Get ahead of the curve and get your child's sports physical sooner rather than later. The American Academy of Pediatrics (AAP) now recommends kids get sports physicals even if they're not going to play an organized sport. In fact, six major medical organizations, including the AAP, agree in a new guidance that encourages parents to get kids' physicals because "all children are potential athletes."
“If they look like they might be remotely interested (in playing a sport), I say ‘How about we answer these questions and then if you decide to go, you’ve got your exam done,’” says William Roberts, M.D., M.S., FACSM, FAAFP, an author of the guidance. “What we’re trying to do is screen children to be prepared for activity.”
Preparticipation Physical Evaluations (PPE) prepare kids to become athletes and give parents the opportunity to talk about any potential injuries that can occur due to your child's health history. The AAP says, "Athletes should have a PPE at least six to eight weeks before the sports season begins to address any potential problems."
If your child does move on to play in an organized sport, be ready to wrap a few sprained ankles, ice strained muscles or even sign a cast covering a broken bone. Athletes get injured; it’s part of the game. But many parents aren’t aware that young athletes are at risk of more serious injuries. Here's what to know about the most common injuries — concussions, fractures and heel pain — so you can keep your kid safely in the game.

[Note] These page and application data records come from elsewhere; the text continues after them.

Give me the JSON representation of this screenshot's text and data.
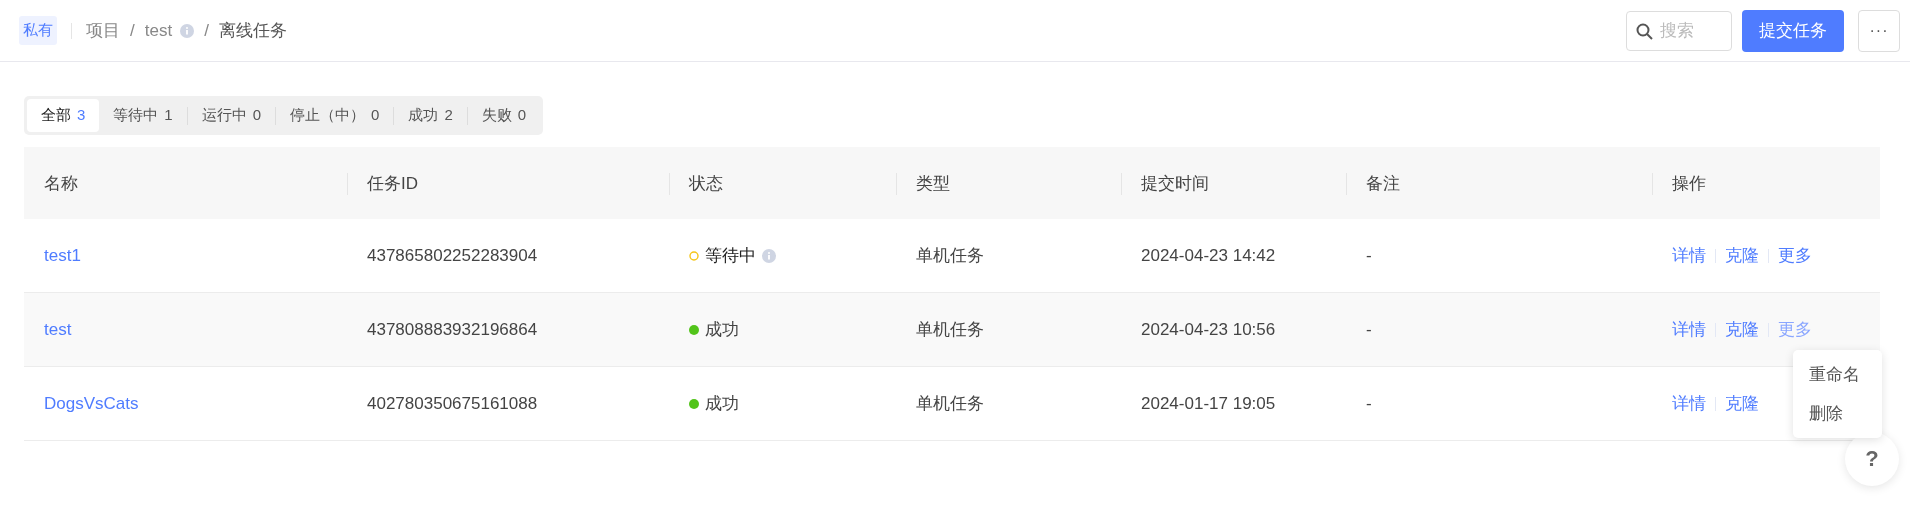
{
  "header": {
    "badge": "私有",
    "breadcrumb_separator": "/",
    "breadcrumb": [
      {
        "label": "项目",
        "info": false
      },
      {
        "label": "test",
        "info": true
      },
      {
        "label": "离线任务",
        "info": false
      }
    ],
    "search": {
      "placeholder": "搜索"
    },
    "submit_button": "提交任务",
    "more_button": "···"
  },
  "tabs": [
    {
      "label": "全部",
      "count": "3",
      "selected": true
    },
    {
      "label": "等待中",
      "count": "1",
      "selected": false
    },
    {
      "label": "运行中",
      "count": "0",
      "selected": false
    },
    {
      "label": "停止（中）",
      "count": "0",
      "selected": false
    },
    {
      "label": "成功",
      "count": "2",
      "selected": false
    },
    {
      "label": "失败",
      "count": "0",
      "selected": false
    }
  ],
  "table": {
    "columns": [
      "名称",
      "任务ID",
      "状态",
      "类型",
      "提交时间",
      "备注",
      "操作"
    ],
    "rows": [
      {
        "name": "test1",
        "id": "437865802252283904",
        "status": {
          "kind": "waiting",
          "label": "等待中"
        },
        "type": "单机任务",
        "time": "2024-04-23 14:42",
        "note": "-",
        "actions": [
          "详情",
          "克隆",
          "更多"
        ],
        "hovered": false
      },
      {
        "name": "test",
        "id": "437808883932196864",
        "status": {
          "kind": "success",
          "label": "成功"
        },
        "type": "单机任务",
        "time": "2024-04-23 10:56",
        "note": "-",
        "actions": [
          "详情",
          "克隆",
          "更多"
        ],
        "hovered": true
      },
      {
        "name": "DogsVsCats",
        "id": "402780350675161088",
        "status": {
          "kind": "success",
          "label": "成功"
        },
        "type": "单机任务",
        "time": "2024-01-17 19:05",
        "note": "-",
        "actions": [
          "详情",
          "克隆"
        ],
        "hovered": false
      }
    ]
  },
  "menu": {
    "items": [
      "重命名",
      "删除"
    ]
  },
  "help_button": "?"
}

The Centers for Disease Control and Prevention estimates about 300,000 athletes each year suffer a concussion. But that number may be even higher, say doctors. If you ask players if they’ve had a concussion, only about 10 percent say yes. However, if you ask about specific symptoms of concussions, the reports are higher, sometimes up to 40 percent higher among football players. With concussions, it’s very rare for a kid to be knocked unconscious, for instance. More often, a child who is concussed will complain of “seeing stars” or feeling woozy. Other signs of a concussion include nausea, dizziness, headaches, irritability and a general complaint of not feeling well. Although concussions can’t always be prevented, players can do things to lessen their chances, doctors say: • Make sure players use properly fitting equipment. • Make sure they wear all mandated equipment, especially mouth guards, even in soccer. • Make sure they do not return to play until they are cleared by a physician to do so; repeat concussions are no-nos. If you think a player has suffered a concussion, remember this: When in doubt, sit them out — until symptoms subside.
There are many different kinds of growth plate fractures in young athletes. Although some are more complicated and involve different treatment than others, it is important to understand that all fractures are serious and require appropriate medical attention. Fortunately, the same growth plates that make breaking something more likely than spraining something also allow kids to often heal a broken bone better than most adults. Healing can be very rapid for children, and once the fracture heals, they can resume their normal activity without restriction.
Active young athletes are likely to have issues with their feet as they are growing and placing stress on them at the same time. The most common issue kids have is called Sever’s disease, a condition of the growth plate of a child’s heel which causes injury to the heel bone itself. The foot grows to its full size faster than any other part of the body, and the heel can become less flexible. During the early stages of puberty (girls 8 - 10 and boys 10 - 12), kids are most susceptible to heel issues which can occur at the same time. It’s diagnosed when squeezing at the back of the heel causes pain. Orthotics can help alleviate pain during sports participation, and anti-inflammatory medications can be used to alleviate pain. Stretching can also be helpful.
Likeliest Sports Injuries
Injuries can happen to any child playing sports, and some sports have their own sets of most common injuries: Basketball: sprains, strains, bruises, fractures, dislocations, cuts, injuries to teeth, ankles, knees. Football: bruises, sprains, strains, pulled muscles, tears to soft tissues such as ligaments, broken bones, internal injures (bruised or damaged organs), concussions, back injuries; knees and ankles are the most common injury sites. Baseball: soft tissue strains, impact injuries that include fractures caused by sliding and being hit by a ball. Soccer: bruises, cuts and scrapes, headaches. Track and field: strains, sprains, scrapes from falls. Gymnastics: sprains and strains of soft tissues.
Treat Injuries with “RICE”
Rest: Reduce or stop using the injured area for at least 48 hours. If your child has a leg injury, he may need to stay off of it completely. Ice: Put an ice pack on the injured area for 20 minutes at a time, four to eight times per day. Use a cold pack, ice bag or a plastic bag filled with crushed ice that is wrapped in a towel. Compression: Ask your child’s doctor about elastic wraps, air casts, special boots or splints that can be used to compress an injured ankle, knee or wrist to reduce swelling. Elevation: Keep the injured area elevated above the level of the heart to help decrease swelling. Use a pillow to help elevate an injured limb.
— Tiffani Hill-Patterson